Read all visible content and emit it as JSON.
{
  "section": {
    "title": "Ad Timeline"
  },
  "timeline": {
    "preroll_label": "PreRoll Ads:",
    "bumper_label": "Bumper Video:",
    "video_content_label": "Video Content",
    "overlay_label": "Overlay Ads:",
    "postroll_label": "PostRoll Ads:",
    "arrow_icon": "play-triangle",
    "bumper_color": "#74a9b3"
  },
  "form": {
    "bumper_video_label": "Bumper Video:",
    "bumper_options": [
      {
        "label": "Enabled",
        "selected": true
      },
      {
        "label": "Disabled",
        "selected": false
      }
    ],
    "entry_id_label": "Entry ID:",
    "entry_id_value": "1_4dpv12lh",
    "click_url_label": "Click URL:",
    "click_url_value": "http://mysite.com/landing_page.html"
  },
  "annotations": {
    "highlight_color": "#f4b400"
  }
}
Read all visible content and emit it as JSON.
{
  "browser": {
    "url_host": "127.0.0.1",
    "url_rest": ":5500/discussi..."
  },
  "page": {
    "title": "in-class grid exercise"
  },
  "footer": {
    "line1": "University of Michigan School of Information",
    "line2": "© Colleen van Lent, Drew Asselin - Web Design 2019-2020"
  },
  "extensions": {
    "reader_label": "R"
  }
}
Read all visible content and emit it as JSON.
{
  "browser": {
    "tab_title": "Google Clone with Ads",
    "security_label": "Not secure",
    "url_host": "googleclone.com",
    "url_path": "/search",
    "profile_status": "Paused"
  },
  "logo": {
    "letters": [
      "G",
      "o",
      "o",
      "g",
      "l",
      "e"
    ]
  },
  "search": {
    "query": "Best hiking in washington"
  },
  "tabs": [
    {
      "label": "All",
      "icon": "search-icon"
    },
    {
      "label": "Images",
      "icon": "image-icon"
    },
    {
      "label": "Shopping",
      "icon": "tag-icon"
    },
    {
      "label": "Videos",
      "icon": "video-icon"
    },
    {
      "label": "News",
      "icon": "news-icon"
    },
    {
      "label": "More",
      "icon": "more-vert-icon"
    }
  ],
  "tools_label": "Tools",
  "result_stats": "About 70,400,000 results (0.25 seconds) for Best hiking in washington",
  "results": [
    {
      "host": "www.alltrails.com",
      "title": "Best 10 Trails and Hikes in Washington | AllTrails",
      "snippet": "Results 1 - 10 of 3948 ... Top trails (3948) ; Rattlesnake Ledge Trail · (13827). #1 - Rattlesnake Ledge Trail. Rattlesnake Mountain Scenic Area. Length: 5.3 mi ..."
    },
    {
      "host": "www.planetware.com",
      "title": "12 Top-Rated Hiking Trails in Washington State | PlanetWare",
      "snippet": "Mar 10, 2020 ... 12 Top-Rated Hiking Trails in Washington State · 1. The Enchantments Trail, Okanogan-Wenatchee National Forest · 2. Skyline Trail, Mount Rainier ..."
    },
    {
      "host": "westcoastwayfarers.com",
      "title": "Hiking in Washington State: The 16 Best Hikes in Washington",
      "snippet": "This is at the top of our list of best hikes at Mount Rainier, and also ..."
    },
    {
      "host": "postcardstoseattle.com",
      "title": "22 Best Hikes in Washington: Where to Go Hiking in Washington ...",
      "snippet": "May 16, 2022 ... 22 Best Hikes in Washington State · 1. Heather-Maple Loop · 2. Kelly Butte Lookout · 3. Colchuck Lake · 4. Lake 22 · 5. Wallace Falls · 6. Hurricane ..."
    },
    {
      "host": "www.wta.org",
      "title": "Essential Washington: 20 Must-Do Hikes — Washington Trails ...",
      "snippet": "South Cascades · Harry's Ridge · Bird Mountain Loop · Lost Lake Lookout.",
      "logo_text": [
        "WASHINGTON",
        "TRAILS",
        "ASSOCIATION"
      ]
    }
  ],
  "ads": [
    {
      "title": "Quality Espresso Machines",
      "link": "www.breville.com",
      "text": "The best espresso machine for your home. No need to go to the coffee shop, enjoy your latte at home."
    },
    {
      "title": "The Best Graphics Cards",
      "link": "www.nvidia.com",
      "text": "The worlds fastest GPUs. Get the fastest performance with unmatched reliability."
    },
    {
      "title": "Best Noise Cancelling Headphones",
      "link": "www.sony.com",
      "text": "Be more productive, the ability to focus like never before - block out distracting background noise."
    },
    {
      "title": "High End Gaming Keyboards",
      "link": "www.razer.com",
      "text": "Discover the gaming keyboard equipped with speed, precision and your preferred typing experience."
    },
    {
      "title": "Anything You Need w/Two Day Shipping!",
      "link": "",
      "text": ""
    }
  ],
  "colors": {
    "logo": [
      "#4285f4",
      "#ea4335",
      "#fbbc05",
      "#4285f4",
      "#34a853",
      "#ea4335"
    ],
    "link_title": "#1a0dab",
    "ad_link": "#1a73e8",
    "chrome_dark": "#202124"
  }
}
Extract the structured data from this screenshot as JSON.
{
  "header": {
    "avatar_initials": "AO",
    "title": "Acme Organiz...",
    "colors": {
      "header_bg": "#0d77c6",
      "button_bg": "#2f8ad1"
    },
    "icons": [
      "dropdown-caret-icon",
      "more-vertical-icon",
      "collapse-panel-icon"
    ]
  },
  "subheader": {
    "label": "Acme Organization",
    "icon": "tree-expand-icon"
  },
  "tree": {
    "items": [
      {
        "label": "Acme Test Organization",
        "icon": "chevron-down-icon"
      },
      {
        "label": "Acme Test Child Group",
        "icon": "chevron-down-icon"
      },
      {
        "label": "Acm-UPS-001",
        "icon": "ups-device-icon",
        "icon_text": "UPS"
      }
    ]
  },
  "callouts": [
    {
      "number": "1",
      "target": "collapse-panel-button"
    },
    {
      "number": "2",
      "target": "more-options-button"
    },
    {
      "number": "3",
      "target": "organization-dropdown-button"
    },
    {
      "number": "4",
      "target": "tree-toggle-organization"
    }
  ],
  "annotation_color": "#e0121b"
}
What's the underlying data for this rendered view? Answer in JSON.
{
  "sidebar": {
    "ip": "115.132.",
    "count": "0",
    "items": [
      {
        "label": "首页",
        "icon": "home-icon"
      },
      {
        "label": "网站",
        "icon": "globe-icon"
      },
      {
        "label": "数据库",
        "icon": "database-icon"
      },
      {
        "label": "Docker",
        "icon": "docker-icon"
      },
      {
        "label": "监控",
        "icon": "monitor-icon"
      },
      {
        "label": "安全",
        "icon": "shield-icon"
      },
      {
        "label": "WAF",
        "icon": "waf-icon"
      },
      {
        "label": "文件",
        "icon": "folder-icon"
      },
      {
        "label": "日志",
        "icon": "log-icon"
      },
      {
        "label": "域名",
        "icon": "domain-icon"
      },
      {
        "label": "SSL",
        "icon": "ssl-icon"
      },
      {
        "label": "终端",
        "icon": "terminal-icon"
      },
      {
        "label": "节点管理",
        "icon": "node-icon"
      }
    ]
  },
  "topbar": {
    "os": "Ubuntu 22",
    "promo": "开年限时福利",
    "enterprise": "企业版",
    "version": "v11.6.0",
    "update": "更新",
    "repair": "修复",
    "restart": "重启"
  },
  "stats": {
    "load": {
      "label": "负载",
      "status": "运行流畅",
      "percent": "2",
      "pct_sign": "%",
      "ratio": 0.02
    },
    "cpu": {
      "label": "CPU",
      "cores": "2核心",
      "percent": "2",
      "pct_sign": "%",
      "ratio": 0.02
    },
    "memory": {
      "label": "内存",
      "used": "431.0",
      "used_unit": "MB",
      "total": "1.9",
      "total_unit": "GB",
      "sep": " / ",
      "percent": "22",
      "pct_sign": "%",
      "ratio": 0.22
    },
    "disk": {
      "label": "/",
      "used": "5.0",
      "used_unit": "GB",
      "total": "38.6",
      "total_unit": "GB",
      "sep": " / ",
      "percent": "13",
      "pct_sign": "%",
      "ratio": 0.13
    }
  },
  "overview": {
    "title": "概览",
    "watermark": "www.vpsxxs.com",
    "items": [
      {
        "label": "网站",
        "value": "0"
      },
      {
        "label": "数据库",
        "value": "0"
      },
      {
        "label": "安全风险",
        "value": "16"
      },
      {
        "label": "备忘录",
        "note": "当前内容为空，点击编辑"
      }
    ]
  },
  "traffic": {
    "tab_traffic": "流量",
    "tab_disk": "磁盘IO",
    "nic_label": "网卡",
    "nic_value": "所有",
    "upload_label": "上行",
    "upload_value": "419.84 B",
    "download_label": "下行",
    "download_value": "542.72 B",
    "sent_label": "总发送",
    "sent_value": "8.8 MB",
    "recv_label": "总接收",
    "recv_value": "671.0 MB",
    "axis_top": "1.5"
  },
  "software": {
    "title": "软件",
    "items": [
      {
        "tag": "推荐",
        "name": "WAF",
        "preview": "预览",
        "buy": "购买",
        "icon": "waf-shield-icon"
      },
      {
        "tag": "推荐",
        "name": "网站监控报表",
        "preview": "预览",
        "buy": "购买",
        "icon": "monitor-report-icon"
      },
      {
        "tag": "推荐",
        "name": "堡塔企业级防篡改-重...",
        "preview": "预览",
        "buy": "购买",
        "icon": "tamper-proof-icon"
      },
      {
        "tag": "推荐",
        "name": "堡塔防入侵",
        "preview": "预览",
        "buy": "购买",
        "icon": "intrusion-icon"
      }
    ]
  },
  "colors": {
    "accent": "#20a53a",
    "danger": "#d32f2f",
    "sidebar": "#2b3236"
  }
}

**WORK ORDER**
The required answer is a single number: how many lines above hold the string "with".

**SOLVED PROBLEM**
3